During McCarthyism in the early 50s, he successfully sued two television producers for breach of contract and slander, claiming that they reneged on roles promised to him due to his perceived political undesirability, including the lead in a TV series The Adventures of Ellery McQueen. He received an undisclosed but "substantial" cash settlement.[5][8][9]

Ireland had the leads in some low-budget films: The Basketball Fix (1951); The Scarf (1951); Little Big Horn (1951); The Bushwackers (1952); and Hannah Lee (1953) with his wife. He directed the latter. That film resulted in a lawsuit against the producers.[10][11]

He went to England to make The Good Die Young (1954) and supported his wife in Southwest Passage (1954) and Joan Crawford in Queen Bee (1955).

John Ireland turned director with The Fast and the Furious (1955), an early production from Roger Corman; Ireland also starred. He had the lead in the British thriller The Glass Cage (1955) and the war film Hell's Horizon (1955). He made another for Corman, this time only as an actor – Gunslinger (1956).

In July 1955 he signed a contract with Revue to act and direct films for television.[12]

In January 1956 he signed to play the lead in the TV series Port of Call.[12]

In January 1956 he signed to play the lead in the TV series Port of Call.[13]

Ireland had a support role in Gunfight at the O.K. Corral (1957), playing Johnny Ringo and in MGM's Party Girl (1958). He had the lead in No Place to Land (1958), and Stormy Crossing (1958).

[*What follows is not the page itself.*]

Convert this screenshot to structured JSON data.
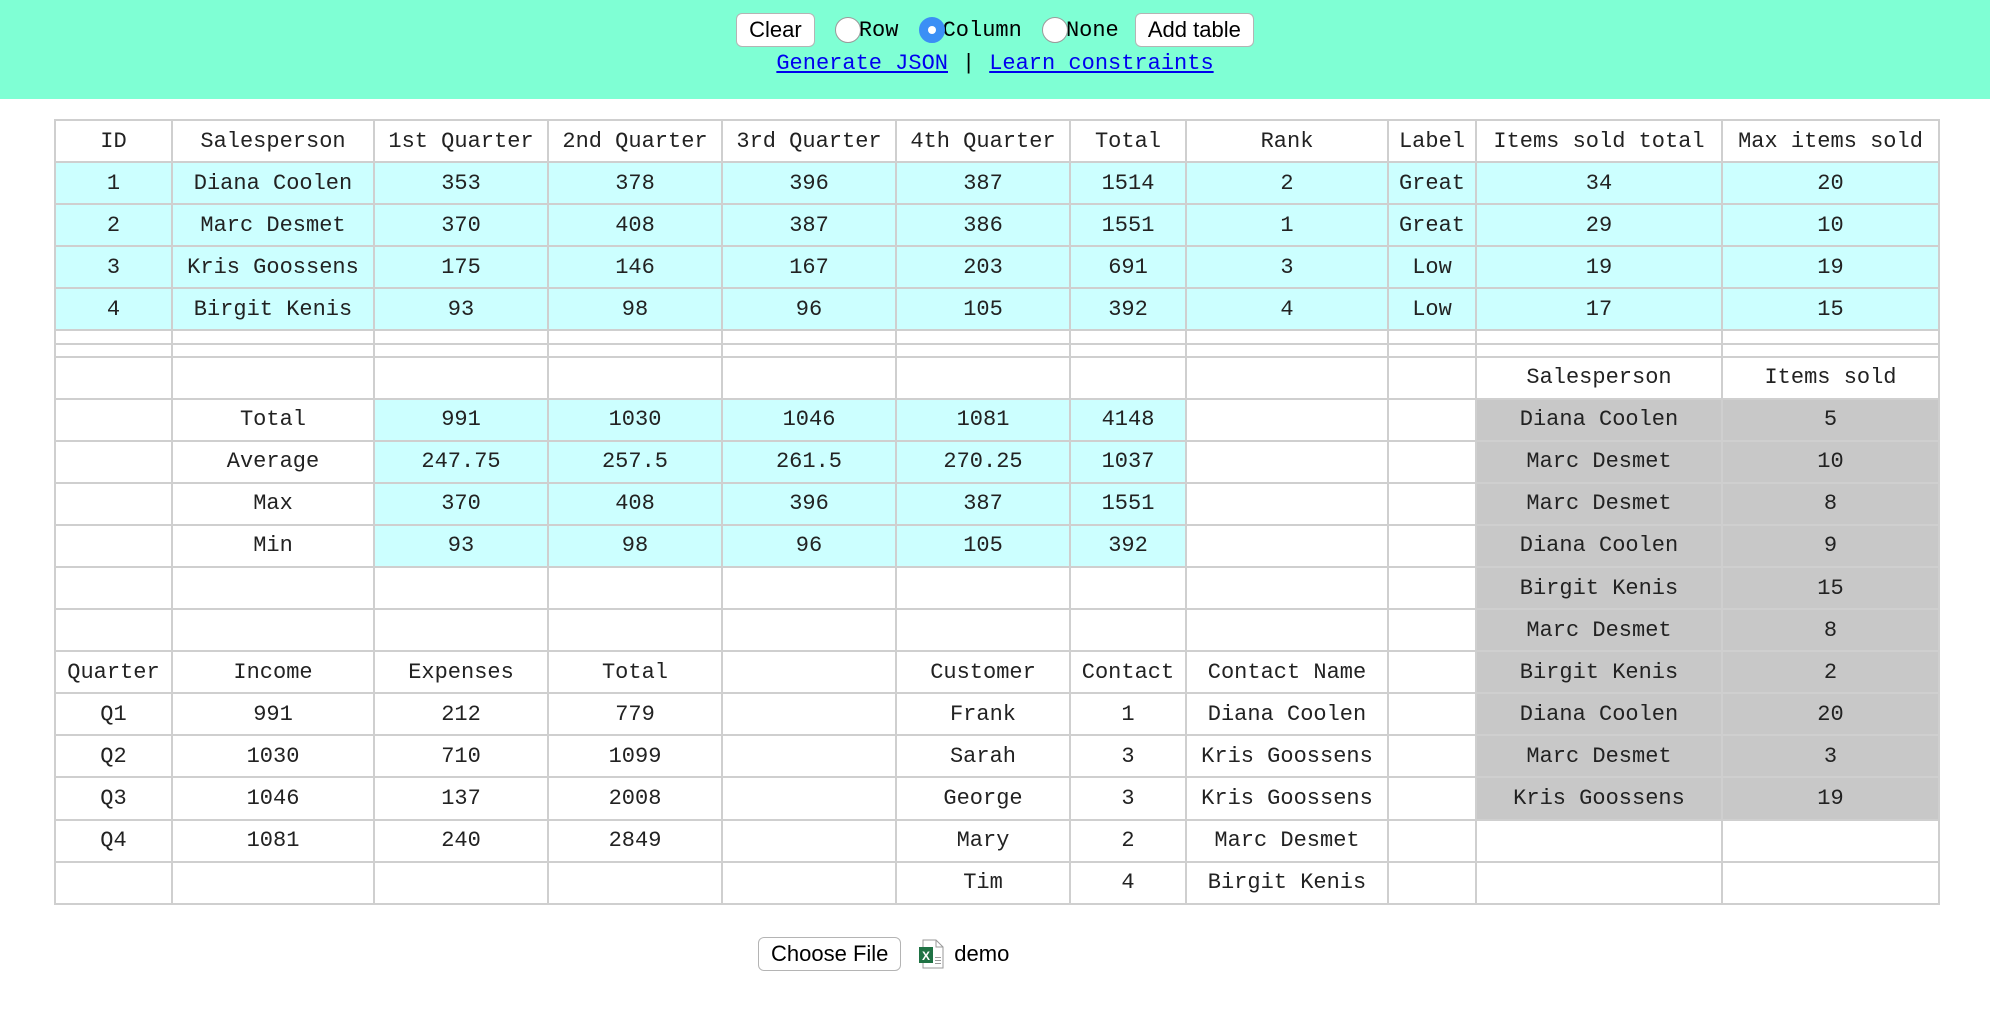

In 1959, Ireland appeared as Chris Slade, with Karl Swenson as Ansel Torgin, in the episode "The Fight Back" of the NBC western series, Riverboat. In the storyline, Tom Fowler (Tom Laughlin), the boss of the corrupt river town of Hampton near Vicksburg, Mississippi, blocks farmers from shipping their crops to market. In a dispute over a wedding held on the Enterprise, a lynch-mob led by Fowler comes after series lead-character Grey Holden (Darren McGavin). Karl Swenson also was cast in this episode.[14]

In 1959, John guest-appeared on Judy Garland's album, The Letter for Capitol Records.

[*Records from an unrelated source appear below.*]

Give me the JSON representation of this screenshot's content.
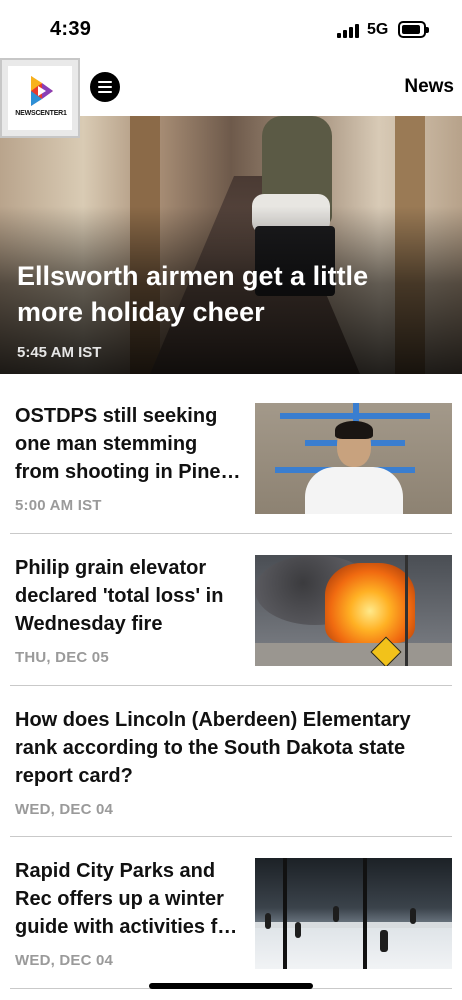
{
  "status_bar": {
    "time": "4:39",
    "network": "5G"
  },
  "header": {
    "logo_text": "NEWSCENTER1",
    "title": "News"
  },
  "hero": {
    "title": "Ellsworth airmen get a little more holiday cheer",
    "time": "5:45 AM IST"
  },
  "articles": [
    {
      "title": "OSTDPS still seeking one man stemming from shooting in Pine…",
      "date": "5:00 AM IST",
      "has_thumbnail": true
    },
    {
      "title": "Philip grain elevator declared 'total loss' in Wednesday fire",
      "date": "THU, DEC 05",
      "has_thumbnail": true
    },
    {
      "title": "How does Lincoln (Aberdeen) Elementary rank according to the South Dakota state report card?",
      "date": "WED, DEC 04",
      "has_thumbnail": false
    },
    {
      "title": "Rapid City Parks and Rec offers up a winter guide with activities f…",
      "date": "WED, DEC 04",
      "has_thumbnail": true
    }
  ],
  "colors": {
    "accent_blue": "#3a7ed0",
    "date_gray": "#9a9a9a",
    "divider": "#c9c9c9"
  },
  "icons": {
    "menu": "hamburger-menu-icon",
    "signal": "cellular-signal-icon",
    "battery": "battery-icon"
  }
}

Ireland had a key role as the gladiator Crixus in the Stanley Kubrick 1960 spectacle Spa

Ireland had a key role as the gladiator Crixus in the Stanley Kubrick 1960 spectacle Spartacus, co-starring with Kirk Douglas. That year he starred as Winch in the western series Rawhide episode "Incident of the Garden of Eden" and made Faces in the Dark (1960) in England.

From 1960 to 1962, he starred in the British television series The Cheaters, playing John Hunter, a claims investigator for an insurance company who tracked down cases of fraud. He supported Elvis Presley in Wild in the Country (1961) and had the lead in the British Return of a Stranger (1961).

In 1962, he portrayed the character Frank Trask in the episode "Incident of the Portrait" on Rawhide. He had a supporting part in 55 Days at Peking (1963) with Charlton Heston and was Ballomar in The Fall of the Roman Empire (1964), both films shot in Spain by producer Samuel Bronston.

By the mid-1960s, he was seen as the star of B-movies, such as I Saw What You Did with Crawford. In 1965, he played role of Jed Colby, a trail scout in the final season of Rawhide.

In 1967, he appeared as Marshal Will Rimbau on Bonanza with Michael Landon in the episode "Judgment at Red Creek". A few years later, he again appeared with Landon on two episodes of Little House on the Prairie as a drunk who saves Carrie Ingalls, who had fallen down an abandoned mine shaft in season 3 episode "Little Girl Lost" and season 5 episode "The Winoka Warriors".[15]

He had some leads in the A. C. Lyles Western Fort Utah (1967), then traveled to Europe to appear in Hate for Hate (1967), and Pistol for a Hundred Coffins (1967) and supported in Villa Rides (1968), Trusting Is Good... Shooting Is Better (1969), One on Top of the Other (1969), and Carnal Circuit (1969).

In 1970, Ireland appeared as Kinroy in the TV western The Men From Shiloh (rebranded name for The Virginian) in the episode titled "Jenny". Ireland was seen in productions like The House of Seven Corpses (1974), Salon Kitty (1976) and Satan's Cheerleaders (1977). He did, however, also appear in big-budget fare such as The Adventurers (1970), also as a police lieutenant in the Robert Mitchum private-eye story Farewell, My Lovely (1975).

Later career